PT: Do you think Nigeria can maintain the policy on yam export?
Irtwange: Yes, because right now we have organised farmers into farming clusters. We have more than 300 farming clusters in Nigeria right now, and in each cluster we have about 50 farmers each cultivating more than one hectare of land. So these clusters are basically yam farming clusters. So basically, we have enough production to be able to supply Nigerians for food security, export and even processing.
PT : Usually farmers in the rural areas do not have access to quality seeds. As an association, how do farmers enjoy quality seedlings?
Irtwange: There are improved varieties that have gone through the seed system. There are seed yam companies right now: they are in Kaduna, Abuja, Lagos, Abia and Ebonyi. So right now there are five seed companies that are dealing with yam seeds. These companies supply our farmers at N80 per seed yam, but these are for improved seeds that are being supported by National Agricultural Seed Council (NASC) and International Institute For Tropical Agriculture (IITA).
But for the land resins, they are varieties that have not gone through improvement through scientific process. These land resins can only be propagated through the seeds of the previous year, so we are planning to see how in the future we can be able to replace these specie with improved seed yams that are now being developed through high ratio propagation technologies by these seeds companies supported by NASC and IITA.
PT: Losses are inevitable especially when nature is involved. As an association, do members benefit from any insurance scheme in case of any disaster?
Irtwange: No, we are yet to get to that level where we can involve insurance companies, where we can bring them in to insure our farms. Perhaps when we organise ourselves properly in this cluster thing we are talking about, some viable clusters can have discussions with the insurance company who can come in and see how their farms could be ensured.
For the Nigerian Agricultural Insurance Corporation (NAIC), we do not know anything about them, not even the services they offer. NAIC has failed to sensitise famers, even as the president of yam farmers association, I have never seen NAIC at events sensitising.
I was at an SME clinic where Vice President Yemi Osibanjo came to flag off the event, but NAIC was nowhere to be found. Bank of Agriculture was there, Bank of Industry was there, NAFDAC, Nigeria Export Promotion Council, NEXIM bank. They talked about how they can be accessed.

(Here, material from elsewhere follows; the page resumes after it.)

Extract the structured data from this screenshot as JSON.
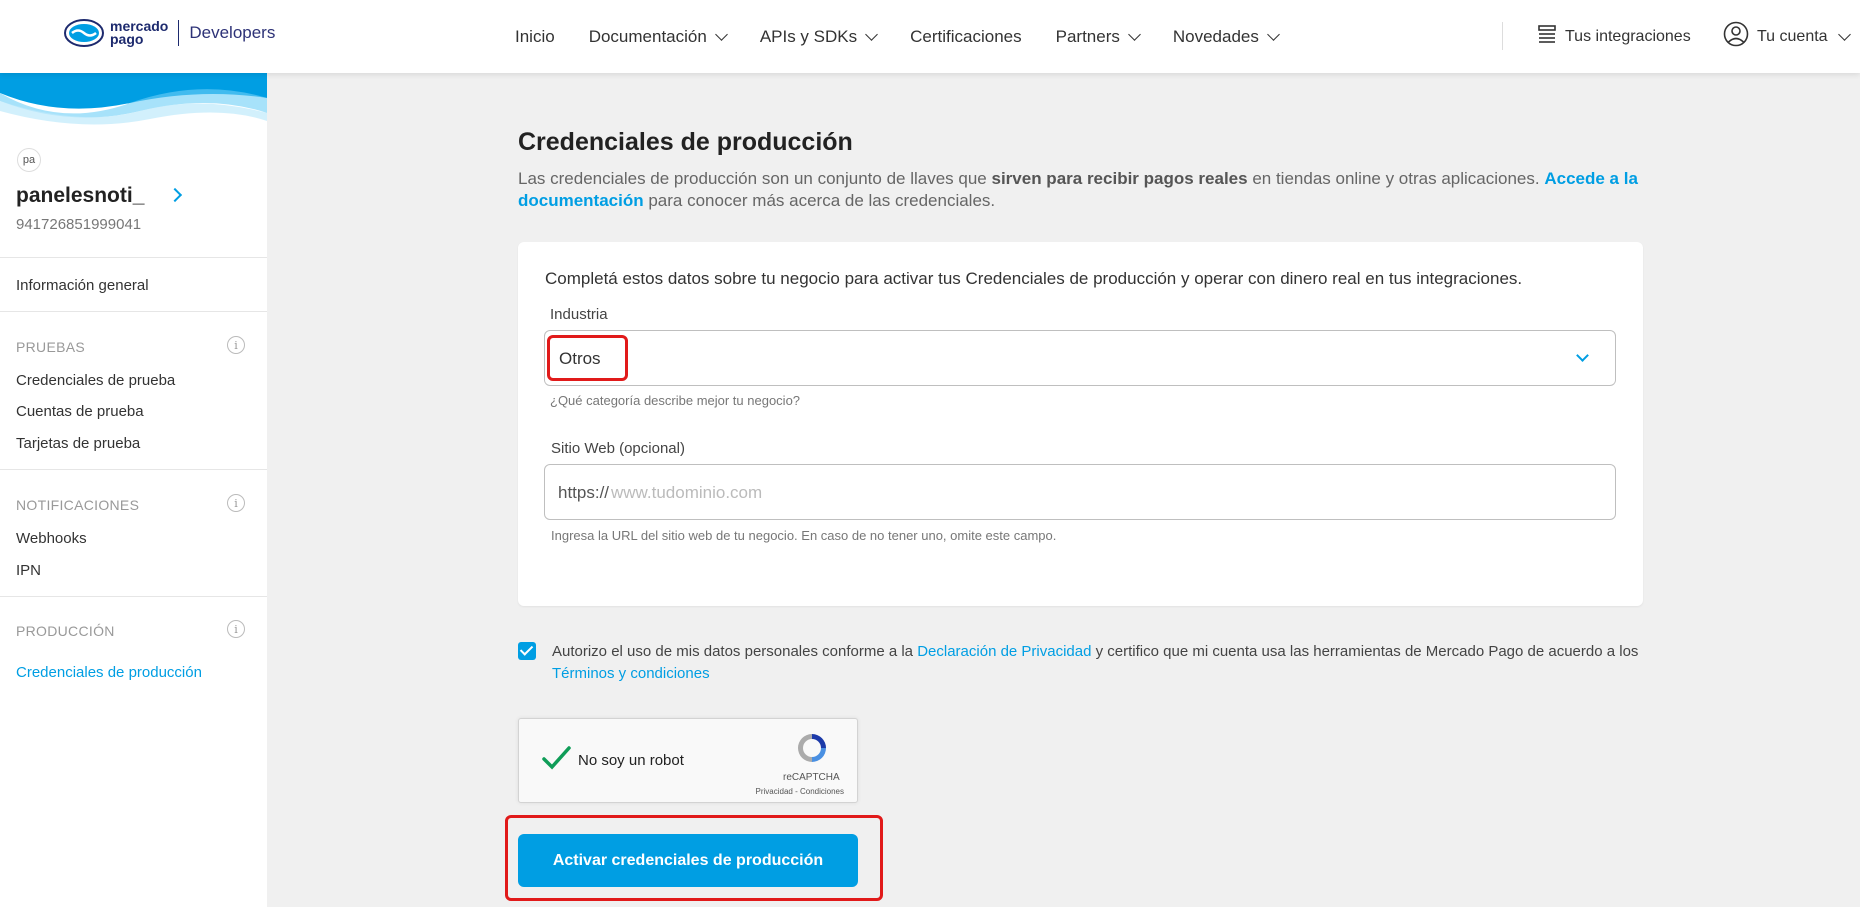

NAIC should work out in reaching out to farmers so we know what they offer and how we can benefit from them.